### The problem:
Every picture should be left out, but the lines below must be repeated exactly.

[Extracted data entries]
►

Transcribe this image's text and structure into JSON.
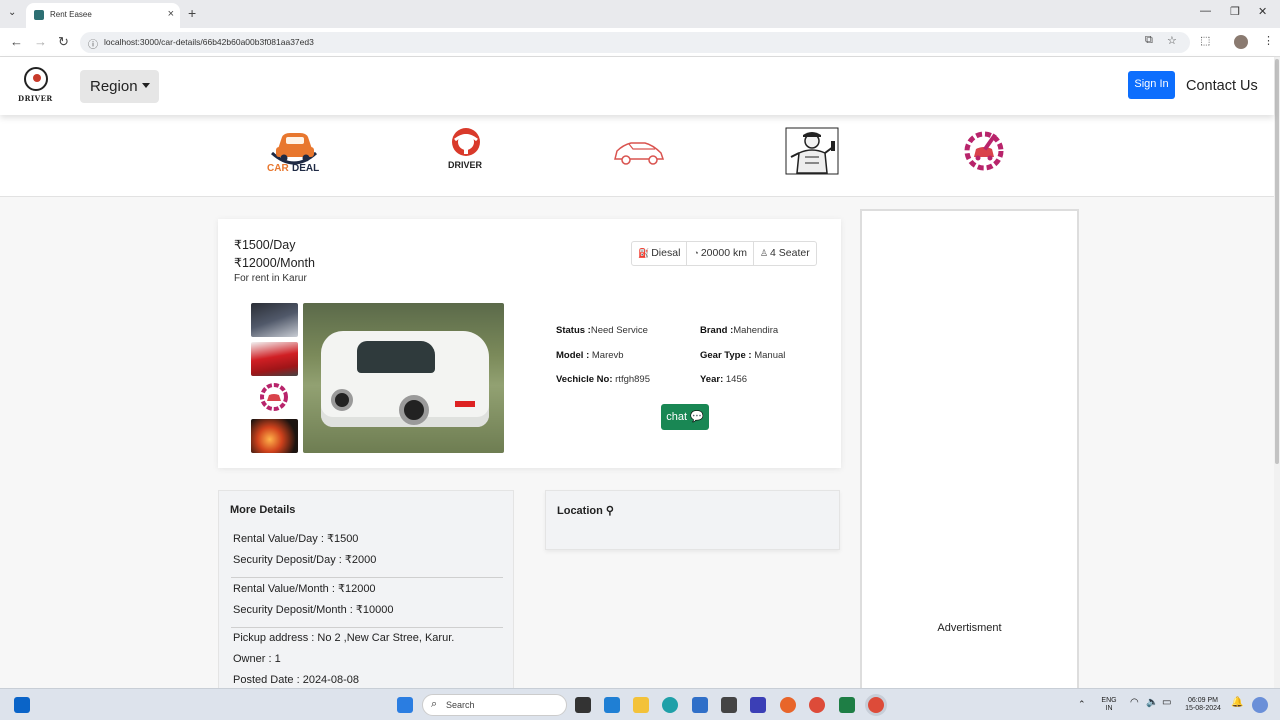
{
  "browser": {
    "tab_title": "Rent Easee",
    "url": "localhost:3000/car-details/66b42b60a00b3f081aa37ed3"
  },
  "header": {
    "logo_text": "DRIVER",
    "region_label": "Region",
    "signin_label": "Sign In",
    "contact_label": "Contact Us"
  },
  "categories": [
    {
      "icon": "car-deal-icon",
      "label_a": "CAR",
      "label_b": "DEAL"
    },
    {
      "icon": "driver-icon",
      "label": "DRIVER"
    },
    {
      "icon": "car-outline-icon"
    },
    {
      "icon": "mechanic-icon"
    },
    {
      "icon": "car-service-gear-icon"
    }
  ],
  "listing": {
    "price_day": "₹1500/Day",
    "price_month": "₹12000/Month",
    "rent_location": "For rent in Karur",
    "specs": {
      "fuel": "Diesal",
      "km": "20000 km",
      "seats": "4 Seater"
    },
    "details": {
      "status_label": "Status :",
      "status": "Need Service",
      "brand_label": "Brand :",
      "brand": "Mahendira",
      "model_label": "Model :",
      "model": "Marevb",
      "gear_label": "Gear Type :",
      "gear": "Manual",
      "vehicle_no_label": "Vechicle No:",
      "vehicle_no": "rtfgh895",
      "year_label": "Year:",
      "year": "1456"
    },
    "chat_label": "chat"
  },
  "more_details": {
    "title": "More Details",
    "rental_day": "Rental Value/Day : ₹1500",
    "deposit_day": "Security Deposit/Day : ₹2000",
    "rental_month": "Rental Value/Month : ₹12000",
    "deposit_month": "Security Deposit/Month : ₹10000",
    "pickup": "Pickup address : No 2 ,New Car Stree, Karur.",
    "owner": "Owner : 1",
    "posted": "Posted Date : 2024-08-08"
  },
  "location": {
    "title": "Location"
  },
  "ad": {
    "label": "Advertisment"
  },
  "taskbar": {
    "search_placeholder": "Search",
    "lang_top": "ENG",
    "lang_bottom": "IN",
    "time": "06:09 PM",
    "date": "15-08-2024"
  },
  "colors": {
    "primary": "#0d6efd",
    "success": "#198754",
    "brand_red": "#c73a2a",
    "brand_magenta": "#b8246b"
  }
}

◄

### Response:
Transcribe this image's text and structure into JSON.
{
  "browser": {
    "tab_title": "Rent Easee",
    "url": "localhost:3000/car-details/66b42b60a00b3f081aa37ed3"
  },
  "header": {
    "logo_text": "DRIVER",
    "region_label": "Region",
    "signin_label": "Sign In",
    "contact_label": "Contact Us"
  },
  "categories": [
    {
      "icon": "car-deal-icon",
      "label_a": "CAR",
      "label_b": "DEAL"
    },
    {
      "icon": "driver-icon",
      "label": "DRIVER"
    },
    {
      "icon": "car-outline-icon"
    },
    {
      "icon": "mechanic-icon"
    },
    {
      "icon": "car-service-gear-icon"
    }
  ],
  "listing": {
    "price_day": "₹1500/Day",
    "price_month": "₹12000/Month",
    "rent_location": "For rent in Karur",
    "specs": {
      "fuel": "Diesal",
      "km": "20000 km",
      "seats": "4 Seater"
    },
    "details": {
      "status_label": "Status :",
      "status": "Need Service",
      "brand_label": "Brand :",
      "brand": "Mahendira",
      "model_label": "Model :",
      "model": "Marevb",
      "gear_label": "Gear Type :",
      "gear": "Manual",
      "vehicle_no_label": "Vechicle No:",
      "vehicle_no": "rtfgh895",
      "year_label": "Year:",
      "year": "1456"
    },
    "chat_label": "chat"
  },
  "more_details": {
    "title": "More Details",
    "rental_day": "Rental Value/Day : ₹1500",
    "deposit_day": "Security Deposit/Day : ₹2000",
    "rental_month": "Rental Value/Month : ₹12000",
    "deposit_month": "Security Deposit/Month : ₹10000",
    "pickup": "Pickup address : No 2 ,New Car Stree, Karur.",
    "owner": "Owner : 1",
    "posted": "Posted Date : 2024-08-08"
  },
  "location": {
    "title": "Location"
  },
  "ad": {
    "label": "Advertisment"
  },
  "taskbar": {
    "search_placeholder": "Search",
    "lang_top": "ENG",
    "lang_bottom": "IN",
    "time": "06:09 PM",
    "date": "15-08-2024"
  },
  "colors": {
    "primary": "#0d6efd",
    "success": "#198754",
    "brand_red": "#c73a2a",
    "brand_magenta": "#b8246b"
  }
}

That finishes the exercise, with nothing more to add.